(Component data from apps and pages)
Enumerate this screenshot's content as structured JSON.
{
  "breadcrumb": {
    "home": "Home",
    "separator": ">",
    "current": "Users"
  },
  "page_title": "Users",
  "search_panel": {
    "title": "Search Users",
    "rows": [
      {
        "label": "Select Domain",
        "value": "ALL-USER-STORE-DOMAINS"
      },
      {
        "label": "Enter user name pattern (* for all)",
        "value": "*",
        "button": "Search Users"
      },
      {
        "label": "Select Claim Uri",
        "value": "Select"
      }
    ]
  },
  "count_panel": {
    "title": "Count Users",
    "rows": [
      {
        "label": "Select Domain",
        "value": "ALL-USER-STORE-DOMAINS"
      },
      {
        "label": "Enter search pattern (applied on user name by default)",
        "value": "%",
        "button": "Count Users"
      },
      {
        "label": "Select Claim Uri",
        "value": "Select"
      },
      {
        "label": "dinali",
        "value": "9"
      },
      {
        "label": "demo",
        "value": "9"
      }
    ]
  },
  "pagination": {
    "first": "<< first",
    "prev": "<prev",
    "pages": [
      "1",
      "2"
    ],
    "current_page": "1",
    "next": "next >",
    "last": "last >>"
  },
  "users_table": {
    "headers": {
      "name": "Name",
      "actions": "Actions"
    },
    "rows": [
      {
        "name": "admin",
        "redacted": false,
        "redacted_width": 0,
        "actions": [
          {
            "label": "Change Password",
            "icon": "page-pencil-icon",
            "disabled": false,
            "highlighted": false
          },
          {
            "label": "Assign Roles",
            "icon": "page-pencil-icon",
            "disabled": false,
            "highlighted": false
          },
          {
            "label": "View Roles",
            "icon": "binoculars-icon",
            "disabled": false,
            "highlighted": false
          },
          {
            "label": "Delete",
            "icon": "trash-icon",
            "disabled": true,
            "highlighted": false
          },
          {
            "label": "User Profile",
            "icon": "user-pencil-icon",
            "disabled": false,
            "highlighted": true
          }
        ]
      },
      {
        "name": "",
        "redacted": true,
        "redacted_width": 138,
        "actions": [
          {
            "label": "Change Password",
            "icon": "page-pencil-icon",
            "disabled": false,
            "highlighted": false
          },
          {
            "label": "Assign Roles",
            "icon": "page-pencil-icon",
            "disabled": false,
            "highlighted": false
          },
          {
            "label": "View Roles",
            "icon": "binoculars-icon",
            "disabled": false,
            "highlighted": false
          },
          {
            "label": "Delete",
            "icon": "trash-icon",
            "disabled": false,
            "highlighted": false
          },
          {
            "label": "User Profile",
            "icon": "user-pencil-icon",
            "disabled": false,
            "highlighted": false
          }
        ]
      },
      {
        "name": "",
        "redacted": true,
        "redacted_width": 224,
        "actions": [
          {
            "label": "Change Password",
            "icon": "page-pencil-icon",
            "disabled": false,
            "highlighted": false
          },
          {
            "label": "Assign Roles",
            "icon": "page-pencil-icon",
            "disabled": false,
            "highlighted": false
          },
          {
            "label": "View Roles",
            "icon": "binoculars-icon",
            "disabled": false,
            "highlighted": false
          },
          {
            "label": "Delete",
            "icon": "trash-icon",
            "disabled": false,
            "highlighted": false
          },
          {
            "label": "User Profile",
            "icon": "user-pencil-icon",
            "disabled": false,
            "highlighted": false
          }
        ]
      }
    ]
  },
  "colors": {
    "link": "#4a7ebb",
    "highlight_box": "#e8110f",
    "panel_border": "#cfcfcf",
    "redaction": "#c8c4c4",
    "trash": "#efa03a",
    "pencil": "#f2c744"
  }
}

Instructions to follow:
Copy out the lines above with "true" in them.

Solution:
            "disabled": true,
            "highlighted": true
        "redacted": true,
        "redacted": true,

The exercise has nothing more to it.